Productivity in Q4 of 2011

Productivity in the fourth quarter of 2011 rose 0.7% according to the Bureau of Labor Statistics (BLS) which defines it as “the growth of labor efficiency in producing the economy’s goods and services.”  You start with the actual output of the two, which they say rose by a healthy 3.6% over last year’s third quarter.  From that you subtract how much it cost to make everything which gives us a total.  One significant portion of the latter is called unit labor cost (ULC) which combines elements like hours worked and compensation.  The fourth quarter ULC saw a 1.2% increase, influenced heavily by a 2.9% hike in hours worked while compensation enjoyed a 1.9% climb.

These quarterly numbers are quite volatile and subject to frequent revision.  The third quarter’s total was revised down from 3.1% to 2.3%, still much stronger than the second quarter’s 0.1% dip.  Output was shaved to a 3.2% increase from 3.8% while hours worked were nudged up 0.2% to a 0.8%.  Significantly the ULC was pegged 0.1% lower from an already negative 2.4% pace.
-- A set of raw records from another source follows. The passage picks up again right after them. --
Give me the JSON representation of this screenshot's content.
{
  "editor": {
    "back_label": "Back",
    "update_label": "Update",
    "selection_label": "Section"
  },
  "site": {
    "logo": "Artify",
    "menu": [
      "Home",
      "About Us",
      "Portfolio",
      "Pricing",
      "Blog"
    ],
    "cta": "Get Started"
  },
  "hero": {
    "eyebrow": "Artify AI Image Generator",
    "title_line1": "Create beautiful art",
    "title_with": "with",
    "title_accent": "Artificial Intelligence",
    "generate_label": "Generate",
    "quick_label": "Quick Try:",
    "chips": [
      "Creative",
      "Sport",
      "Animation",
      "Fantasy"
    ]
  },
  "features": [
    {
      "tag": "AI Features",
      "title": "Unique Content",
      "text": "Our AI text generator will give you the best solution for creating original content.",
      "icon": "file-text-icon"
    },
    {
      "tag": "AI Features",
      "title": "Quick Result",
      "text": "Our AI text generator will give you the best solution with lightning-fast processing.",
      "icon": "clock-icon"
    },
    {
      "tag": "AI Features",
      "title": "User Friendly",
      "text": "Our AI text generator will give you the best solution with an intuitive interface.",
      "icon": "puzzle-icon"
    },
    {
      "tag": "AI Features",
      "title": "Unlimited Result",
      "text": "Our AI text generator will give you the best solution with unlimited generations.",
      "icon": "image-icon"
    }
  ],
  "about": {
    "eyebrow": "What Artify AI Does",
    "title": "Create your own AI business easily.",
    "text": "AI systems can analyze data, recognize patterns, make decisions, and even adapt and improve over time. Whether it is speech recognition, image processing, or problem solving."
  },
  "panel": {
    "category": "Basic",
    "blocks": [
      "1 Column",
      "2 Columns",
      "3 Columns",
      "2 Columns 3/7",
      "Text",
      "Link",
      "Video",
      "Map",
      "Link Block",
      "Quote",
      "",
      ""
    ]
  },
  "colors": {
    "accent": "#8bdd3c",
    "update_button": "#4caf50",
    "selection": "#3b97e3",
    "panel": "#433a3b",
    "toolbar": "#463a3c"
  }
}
The technical term we apply to the huge fluctuations between quarters is goofiness.  By taking annual figures, a better understanding of the major trends develops.  Year-over-year productivity gained by 0.5%, off a bit from the 0.8% gain recorded in the third quarter.  Unit labor cost rose 1.3% versus 0.5% using the same parameters.  Higher costs are seen as a possible indicator of growing inflationary pressures but there is a silver lining.  An increase in hours worked and compensation combine to put a lot more spending money in the pockets of American labor.  If that increase finds its way into consumption rather than savings we can expect to see it provide positive impetus to many of our other indicators.